##### Provided information #####

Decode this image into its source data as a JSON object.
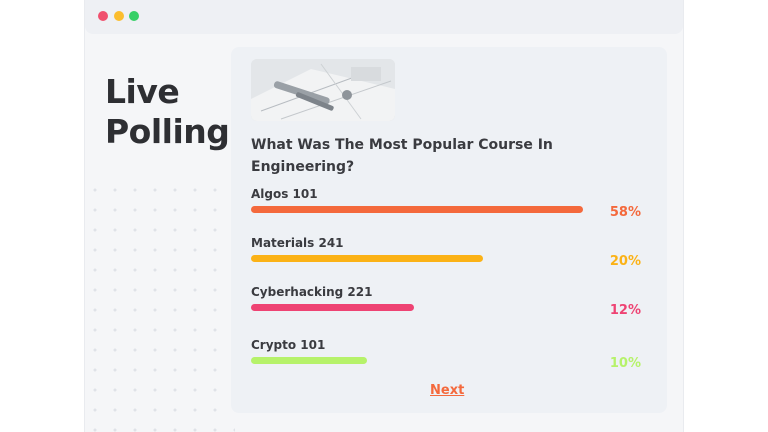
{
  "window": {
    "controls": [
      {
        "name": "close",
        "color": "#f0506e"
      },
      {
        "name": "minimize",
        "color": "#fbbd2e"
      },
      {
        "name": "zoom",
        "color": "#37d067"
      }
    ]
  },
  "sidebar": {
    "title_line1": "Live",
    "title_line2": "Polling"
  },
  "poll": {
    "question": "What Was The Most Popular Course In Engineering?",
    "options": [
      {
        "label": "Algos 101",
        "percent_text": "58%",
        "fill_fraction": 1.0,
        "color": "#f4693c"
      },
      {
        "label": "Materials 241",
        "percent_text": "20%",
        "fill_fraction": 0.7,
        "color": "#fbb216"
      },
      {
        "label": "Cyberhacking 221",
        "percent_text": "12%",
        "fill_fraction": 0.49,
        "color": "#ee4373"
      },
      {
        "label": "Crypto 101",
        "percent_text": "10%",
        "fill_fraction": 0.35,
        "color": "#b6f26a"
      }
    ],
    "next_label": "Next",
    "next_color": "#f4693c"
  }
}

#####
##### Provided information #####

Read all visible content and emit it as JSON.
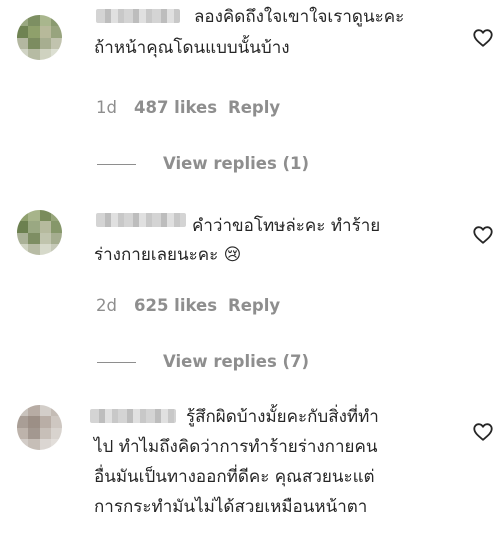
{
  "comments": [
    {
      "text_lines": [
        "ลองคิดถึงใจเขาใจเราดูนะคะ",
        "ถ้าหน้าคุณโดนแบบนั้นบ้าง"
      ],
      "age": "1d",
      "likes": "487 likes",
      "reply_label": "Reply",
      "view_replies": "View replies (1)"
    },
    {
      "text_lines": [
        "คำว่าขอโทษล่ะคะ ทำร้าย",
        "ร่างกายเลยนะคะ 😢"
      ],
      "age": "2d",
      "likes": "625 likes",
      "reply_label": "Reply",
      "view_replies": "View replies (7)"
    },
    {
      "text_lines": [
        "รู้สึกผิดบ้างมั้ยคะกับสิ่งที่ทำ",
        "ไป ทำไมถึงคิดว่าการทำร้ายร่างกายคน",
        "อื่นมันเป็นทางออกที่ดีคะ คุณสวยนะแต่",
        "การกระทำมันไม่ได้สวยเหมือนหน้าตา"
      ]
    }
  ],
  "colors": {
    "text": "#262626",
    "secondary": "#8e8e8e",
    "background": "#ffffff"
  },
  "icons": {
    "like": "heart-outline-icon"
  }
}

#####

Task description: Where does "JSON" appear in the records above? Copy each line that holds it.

Solution:
Decode this image into its source data as a JSON object.
Read all visible content and emit it as JSON.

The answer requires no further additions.